Monument Takes Flight
The monument was made a reality and was mounted on site August 15, 2013. The sculpture is located on the edge of Town at the former Laker’s Ski Club property.
Constructing the Vedette
Remembering the Vedette
Airplane replica to be placed at La Verendrye boat launchBy Marc Zienkiewicz (Spring 2009 – Experience Lac du Bonnet)
A University of Manitoba professor and sculptor is set to begin building what could become a major tourist attraction in Lac du Bonnet. Gordon Reeve has been chosen by the Lac du Bonnet Municipal Heritage Advisory Committee (MHAC) to build a monument that will commemorate an historic aircraft that operated in the community in the early 20th century — the Vickers Vedette. Reeve is well-known in Manitoba for his sculpture Justice, which stands outside the Law Courts building in downtown Winnipeg. He also designed the public art project Agassiz Ice on the Portage Avenue side of the Assiniboine Park footbridge. He’s also dabbled in film, creating the 1992 documentary Moment of Light about ballerina Evelyn Hart. Reeve noted the site chosen for the monument — the La Verendrye boat launch along Hwy. 502 — will be turned into a green space that may include composting washroom facilities, and even a device that would use the river to generate power that would be used to power things located on the green space. The Vedette monument will contain a water pump that creates a mist to create the illusion of the plane taking off. “I want people to go there and get the feeling that they’re visiting a site that’s completely unspoiled,” Reeve said. “The Vedette was a flying canoe, and the canoe connects us to the entire history of man. Since it was created, the canoe’s basic design hasn’t really changed at all.” It was also the first aircraft built in Canada. “We want people to be able to picnic there and really enjoy the site,” MHAC chairman Gord Emberley said. Best of all, the green space will be as environmentally friendly as possible. “We want to emphasize the ‘green’ aspect of it,” he added. The project has been in the works for five years, and the MHAC recently began a campaign to solicit donations to help fund the project’s $37,000 first phase. There’s no shortage of people in the community who either have been or are currently involved in aviation. Emberley said project organizers found 80 people in the Eastern Manitoba phone directory who fit that description. “We’ll be approaching all of them to ask for help in funding this,” he said. If enough funding comes through, construction of the Vickers Vedette replica could begin as early as July or August. Seeing as 2010 is the 100th anniversary of the first flight in Manitoba, it seems all the more appropriate, Emberley noted.

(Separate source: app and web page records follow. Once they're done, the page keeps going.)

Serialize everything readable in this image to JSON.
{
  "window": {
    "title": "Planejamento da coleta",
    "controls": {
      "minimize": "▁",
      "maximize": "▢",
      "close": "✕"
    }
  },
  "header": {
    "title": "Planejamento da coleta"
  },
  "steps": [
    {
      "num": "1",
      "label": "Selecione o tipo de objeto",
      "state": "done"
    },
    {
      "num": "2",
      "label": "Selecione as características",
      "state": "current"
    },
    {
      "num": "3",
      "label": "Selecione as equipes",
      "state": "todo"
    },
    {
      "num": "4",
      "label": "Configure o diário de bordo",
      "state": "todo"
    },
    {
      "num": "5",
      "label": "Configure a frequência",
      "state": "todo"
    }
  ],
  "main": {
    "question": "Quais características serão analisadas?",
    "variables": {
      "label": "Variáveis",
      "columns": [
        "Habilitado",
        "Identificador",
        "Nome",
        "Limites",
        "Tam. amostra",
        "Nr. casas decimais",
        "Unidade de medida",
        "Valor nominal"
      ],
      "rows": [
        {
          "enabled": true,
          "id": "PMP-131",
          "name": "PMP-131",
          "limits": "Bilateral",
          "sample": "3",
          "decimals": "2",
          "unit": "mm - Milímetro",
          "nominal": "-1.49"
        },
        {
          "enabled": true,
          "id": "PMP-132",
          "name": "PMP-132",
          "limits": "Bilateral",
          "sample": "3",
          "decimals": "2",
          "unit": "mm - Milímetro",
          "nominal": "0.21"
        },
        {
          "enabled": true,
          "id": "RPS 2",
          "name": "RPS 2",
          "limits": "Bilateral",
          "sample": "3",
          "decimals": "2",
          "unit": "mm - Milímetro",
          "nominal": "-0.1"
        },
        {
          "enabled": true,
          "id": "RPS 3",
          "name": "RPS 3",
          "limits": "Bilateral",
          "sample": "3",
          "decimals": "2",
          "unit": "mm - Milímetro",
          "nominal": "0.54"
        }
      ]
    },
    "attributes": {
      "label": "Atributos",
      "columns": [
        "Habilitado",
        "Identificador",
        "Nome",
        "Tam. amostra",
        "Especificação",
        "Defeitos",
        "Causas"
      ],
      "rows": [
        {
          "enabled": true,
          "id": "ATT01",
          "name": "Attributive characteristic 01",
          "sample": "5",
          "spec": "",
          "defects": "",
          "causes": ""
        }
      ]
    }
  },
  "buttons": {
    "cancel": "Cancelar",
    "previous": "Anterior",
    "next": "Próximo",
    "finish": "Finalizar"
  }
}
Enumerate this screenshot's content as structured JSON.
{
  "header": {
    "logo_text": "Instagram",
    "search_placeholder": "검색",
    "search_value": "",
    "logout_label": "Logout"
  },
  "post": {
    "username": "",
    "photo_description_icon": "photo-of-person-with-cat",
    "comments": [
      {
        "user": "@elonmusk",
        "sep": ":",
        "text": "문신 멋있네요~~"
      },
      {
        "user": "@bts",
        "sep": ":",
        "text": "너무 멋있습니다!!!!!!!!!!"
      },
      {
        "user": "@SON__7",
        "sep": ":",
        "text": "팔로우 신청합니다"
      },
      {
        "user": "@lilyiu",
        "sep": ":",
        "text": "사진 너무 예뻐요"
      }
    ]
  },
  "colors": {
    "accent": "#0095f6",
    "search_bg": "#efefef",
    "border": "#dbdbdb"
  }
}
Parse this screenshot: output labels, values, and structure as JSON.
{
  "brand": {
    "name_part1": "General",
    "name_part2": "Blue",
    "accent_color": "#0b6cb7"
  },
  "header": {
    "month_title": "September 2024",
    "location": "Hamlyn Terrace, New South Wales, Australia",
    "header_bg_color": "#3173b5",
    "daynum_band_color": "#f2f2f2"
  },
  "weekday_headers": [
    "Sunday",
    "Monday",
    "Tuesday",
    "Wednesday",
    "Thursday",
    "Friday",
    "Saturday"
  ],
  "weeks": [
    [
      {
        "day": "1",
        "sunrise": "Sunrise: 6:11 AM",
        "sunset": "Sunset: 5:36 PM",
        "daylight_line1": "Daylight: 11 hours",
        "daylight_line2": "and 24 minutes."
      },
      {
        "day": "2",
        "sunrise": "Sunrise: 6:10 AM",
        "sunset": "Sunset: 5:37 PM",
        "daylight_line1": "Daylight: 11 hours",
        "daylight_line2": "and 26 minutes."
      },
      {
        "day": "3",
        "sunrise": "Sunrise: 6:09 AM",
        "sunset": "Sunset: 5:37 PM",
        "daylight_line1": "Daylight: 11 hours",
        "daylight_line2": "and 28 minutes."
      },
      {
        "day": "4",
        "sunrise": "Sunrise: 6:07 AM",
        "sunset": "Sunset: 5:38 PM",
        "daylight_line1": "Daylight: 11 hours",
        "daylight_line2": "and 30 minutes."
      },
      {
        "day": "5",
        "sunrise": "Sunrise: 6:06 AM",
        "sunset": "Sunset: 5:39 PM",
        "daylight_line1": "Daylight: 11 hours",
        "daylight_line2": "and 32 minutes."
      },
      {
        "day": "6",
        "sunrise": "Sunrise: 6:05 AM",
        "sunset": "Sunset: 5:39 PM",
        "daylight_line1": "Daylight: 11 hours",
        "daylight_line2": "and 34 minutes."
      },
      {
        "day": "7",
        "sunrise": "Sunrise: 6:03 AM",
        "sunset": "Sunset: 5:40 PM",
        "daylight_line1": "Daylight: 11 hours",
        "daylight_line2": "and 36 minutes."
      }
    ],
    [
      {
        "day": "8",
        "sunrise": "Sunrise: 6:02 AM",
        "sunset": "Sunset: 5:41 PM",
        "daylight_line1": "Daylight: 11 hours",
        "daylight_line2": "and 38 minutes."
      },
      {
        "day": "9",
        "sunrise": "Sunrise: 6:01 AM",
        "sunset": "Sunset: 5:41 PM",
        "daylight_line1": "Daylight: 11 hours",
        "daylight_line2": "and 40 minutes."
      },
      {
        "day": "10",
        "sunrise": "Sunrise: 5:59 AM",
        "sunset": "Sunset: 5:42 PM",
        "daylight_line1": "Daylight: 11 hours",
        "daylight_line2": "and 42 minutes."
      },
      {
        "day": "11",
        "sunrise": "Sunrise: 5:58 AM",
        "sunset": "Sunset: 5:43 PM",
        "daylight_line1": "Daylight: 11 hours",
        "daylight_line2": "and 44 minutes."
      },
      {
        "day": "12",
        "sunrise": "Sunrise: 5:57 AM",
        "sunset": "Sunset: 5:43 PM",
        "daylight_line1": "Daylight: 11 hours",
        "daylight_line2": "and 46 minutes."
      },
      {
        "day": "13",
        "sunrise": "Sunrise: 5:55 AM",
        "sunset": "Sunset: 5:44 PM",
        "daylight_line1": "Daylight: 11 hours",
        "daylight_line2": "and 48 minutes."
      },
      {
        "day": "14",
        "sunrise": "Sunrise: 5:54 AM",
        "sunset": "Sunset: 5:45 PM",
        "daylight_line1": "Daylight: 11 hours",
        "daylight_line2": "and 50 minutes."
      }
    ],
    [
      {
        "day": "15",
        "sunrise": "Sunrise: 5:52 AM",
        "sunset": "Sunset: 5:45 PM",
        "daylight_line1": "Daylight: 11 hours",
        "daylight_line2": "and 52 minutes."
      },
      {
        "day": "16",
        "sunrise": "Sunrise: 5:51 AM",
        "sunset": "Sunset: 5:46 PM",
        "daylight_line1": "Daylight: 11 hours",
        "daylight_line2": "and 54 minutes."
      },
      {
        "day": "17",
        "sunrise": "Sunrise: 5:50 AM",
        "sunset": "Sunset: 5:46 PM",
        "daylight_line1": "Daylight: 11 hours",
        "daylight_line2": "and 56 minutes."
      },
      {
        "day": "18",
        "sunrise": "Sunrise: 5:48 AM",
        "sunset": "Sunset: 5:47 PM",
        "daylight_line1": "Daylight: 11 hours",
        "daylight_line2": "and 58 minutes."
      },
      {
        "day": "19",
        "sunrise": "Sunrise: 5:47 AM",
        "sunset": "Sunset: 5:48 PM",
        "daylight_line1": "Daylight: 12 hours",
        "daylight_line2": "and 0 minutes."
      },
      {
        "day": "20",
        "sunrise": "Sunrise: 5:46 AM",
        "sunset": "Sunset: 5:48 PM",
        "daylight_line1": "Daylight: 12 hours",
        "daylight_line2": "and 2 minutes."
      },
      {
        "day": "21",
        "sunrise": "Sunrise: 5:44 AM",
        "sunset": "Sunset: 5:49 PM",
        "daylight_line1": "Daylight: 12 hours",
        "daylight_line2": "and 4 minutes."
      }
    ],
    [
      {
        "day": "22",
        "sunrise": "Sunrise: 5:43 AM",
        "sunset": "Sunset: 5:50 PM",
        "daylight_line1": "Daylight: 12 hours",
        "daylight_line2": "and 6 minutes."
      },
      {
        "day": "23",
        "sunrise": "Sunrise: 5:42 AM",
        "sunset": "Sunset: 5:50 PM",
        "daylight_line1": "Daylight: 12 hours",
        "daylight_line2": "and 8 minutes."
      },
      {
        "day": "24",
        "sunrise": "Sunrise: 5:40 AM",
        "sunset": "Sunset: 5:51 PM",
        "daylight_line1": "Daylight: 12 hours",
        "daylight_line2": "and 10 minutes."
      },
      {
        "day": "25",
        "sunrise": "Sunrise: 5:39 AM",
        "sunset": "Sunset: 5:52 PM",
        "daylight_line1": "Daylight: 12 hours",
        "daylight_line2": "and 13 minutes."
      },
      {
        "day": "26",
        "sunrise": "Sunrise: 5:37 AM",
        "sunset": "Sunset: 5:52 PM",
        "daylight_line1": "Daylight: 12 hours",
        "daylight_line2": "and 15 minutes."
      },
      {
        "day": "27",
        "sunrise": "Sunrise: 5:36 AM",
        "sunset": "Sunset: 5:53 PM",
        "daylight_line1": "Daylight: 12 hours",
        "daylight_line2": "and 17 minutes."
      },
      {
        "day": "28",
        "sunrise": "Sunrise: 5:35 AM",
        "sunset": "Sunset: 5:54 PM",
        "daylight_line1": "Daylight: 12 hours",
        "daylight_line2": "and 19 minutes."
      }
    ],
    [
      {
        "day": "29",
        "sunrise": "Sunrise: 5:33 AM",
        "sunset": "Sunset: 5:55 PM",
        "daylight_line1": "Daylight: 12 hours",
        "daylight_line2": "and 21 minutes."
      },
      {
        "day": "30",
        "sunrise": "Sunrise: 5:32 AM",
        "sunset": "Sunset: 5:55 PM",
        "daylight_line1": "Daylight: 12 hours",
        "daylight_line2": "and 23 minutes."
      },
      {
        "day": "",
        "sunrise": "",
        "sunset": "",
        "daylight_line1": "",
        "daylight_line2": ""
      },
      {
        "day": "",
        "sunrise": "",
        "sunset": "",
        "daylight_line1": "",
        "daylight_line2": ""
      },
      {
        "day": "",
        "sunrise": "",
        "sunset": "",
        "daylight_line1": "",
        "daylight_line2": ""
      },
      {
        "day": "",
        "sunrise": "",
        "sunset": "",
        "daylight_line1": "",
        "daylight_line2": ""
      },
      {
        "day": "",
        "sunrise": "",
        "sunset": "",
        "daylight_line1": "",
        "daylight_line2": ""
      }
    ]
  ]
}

Reeve was drawn to the project because it involves more than just a steel replica of an airplane, he said. “When it comes to my art, my goal is to not only give people something to look at, but to give them an actual experience,” he said. “My work is always site-specific. This will be a place where people will come to learn how they can better care for the environment.” With thousands of cottagers flocking to the region each summer, Reeve envisions the site becoming an educational one for those who choose to make the region their summertime playground. “No matter what we do as human beings, we have an impact on our environment,” he said. “I want to show people that as a society we have to start seriously thinking about that.” Emberley feels the Vedette itself is a good metaphor for environmental stewardship. “The Vedette was a green aircraft — it discharged its cargo from the water and left no footprint,” he said. For information on the project or to donate, Emberley can be reached at 345-8916 or e-mail email@example.com.